HOUSEKEEPING FOR YOUR TREE
As your tree matures some leaves will die and drop off to make room for new leaves. Keep the soil free of these dead leaves and any dead twigs by using a small light bristle brush. An inexpensive new paint brush will work well for this purpose!
If your tree has been inside during the winter months be careful as you transition it outside to a deck or patio area. When temperatures reach 50 F and above on a consistent basis you should be safe to leave your tree outside if you so desire. Do monitor the night time temperatures though as many tropical trees do not like temps below 50 F.
Also it is critical that you transition your tree to an outside environment....gently! You want to place it for the first few weeks in a semi-shaded area that does not receive direct sunlight. After a month or so depending on the variety of your tree, you can expose it to direct sunlight. Please call us or e-mail us concerning your particular tree and your geographical location and we can review this step further.
Likewise the winter care for the different varieties of Bonsai is very specific. It is best if you contact us and we can review the details of winter care for your tree.
You can enhance the look of your tree if you so desire by finding local moss and removing a thin layer from the ground and then "transplanting" it around the base of your tree. Be sure to mist spray this moss between regular tree waterings so as to establish its growth. Also you may find some interesting small stones to accent your tree and improve the overall presentation.

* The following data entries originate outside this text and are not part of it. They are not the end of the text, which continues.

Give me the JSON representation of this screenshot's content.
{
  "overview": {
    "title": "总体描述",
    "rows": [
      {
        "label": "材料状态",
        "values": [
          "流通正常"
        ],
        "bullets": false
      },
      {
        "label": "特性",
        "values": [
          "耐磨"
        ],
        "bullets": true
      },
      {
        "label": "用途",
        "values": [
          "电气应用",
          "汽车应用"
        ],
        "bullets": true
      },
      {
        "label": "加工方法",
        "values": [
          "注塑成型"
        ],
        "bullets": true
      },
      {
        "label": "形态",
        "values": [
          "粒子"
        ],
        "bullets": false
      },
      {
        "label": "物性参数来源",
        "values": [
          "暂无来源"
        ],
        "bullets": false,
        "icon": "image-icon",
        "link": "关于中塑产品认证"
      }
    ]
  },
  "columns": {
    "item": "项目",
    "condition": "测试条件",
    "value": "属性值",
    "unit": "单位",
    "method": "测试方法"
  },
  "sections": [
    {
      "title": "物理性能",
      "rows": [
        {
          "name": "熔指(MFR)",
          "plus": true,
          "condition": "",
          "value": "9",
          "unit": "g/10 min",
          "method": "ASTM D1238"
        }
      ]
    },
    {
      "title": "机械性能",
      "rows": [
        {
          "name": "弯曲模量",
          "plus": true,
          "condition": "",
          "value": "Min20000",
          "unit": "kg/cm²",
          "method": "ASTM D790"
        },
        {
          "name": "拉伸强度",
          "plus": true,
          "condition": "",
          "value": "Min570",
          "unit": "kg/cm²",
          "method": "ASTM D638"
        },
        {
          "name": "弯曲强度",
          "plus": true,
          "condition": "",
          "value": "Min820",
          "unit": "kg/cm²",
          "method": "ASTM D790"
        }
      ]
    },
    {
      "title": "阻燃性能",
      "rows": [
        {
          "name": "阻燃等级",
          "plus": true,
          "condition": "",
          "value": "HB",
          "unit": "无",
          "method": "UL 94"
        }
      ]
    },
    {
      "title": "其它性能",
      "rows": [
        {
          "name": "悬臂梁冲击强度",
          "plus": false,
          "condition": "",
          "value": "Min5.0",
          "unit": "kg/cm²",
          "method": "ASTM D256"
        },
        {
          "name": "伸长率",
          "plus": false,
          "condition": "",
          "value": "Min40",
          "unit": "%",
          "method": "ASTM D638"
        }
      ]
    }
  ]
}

We trust these "Care Guidelines" have been helpful to you as you begin the journey into Bonsai Art! If further questions arise about matters we did not cover, we are always here to help you keep your tree beautiful and healthy and to improve the look of your home or office!
We thank you for your visit and your interest in Bonsai Art.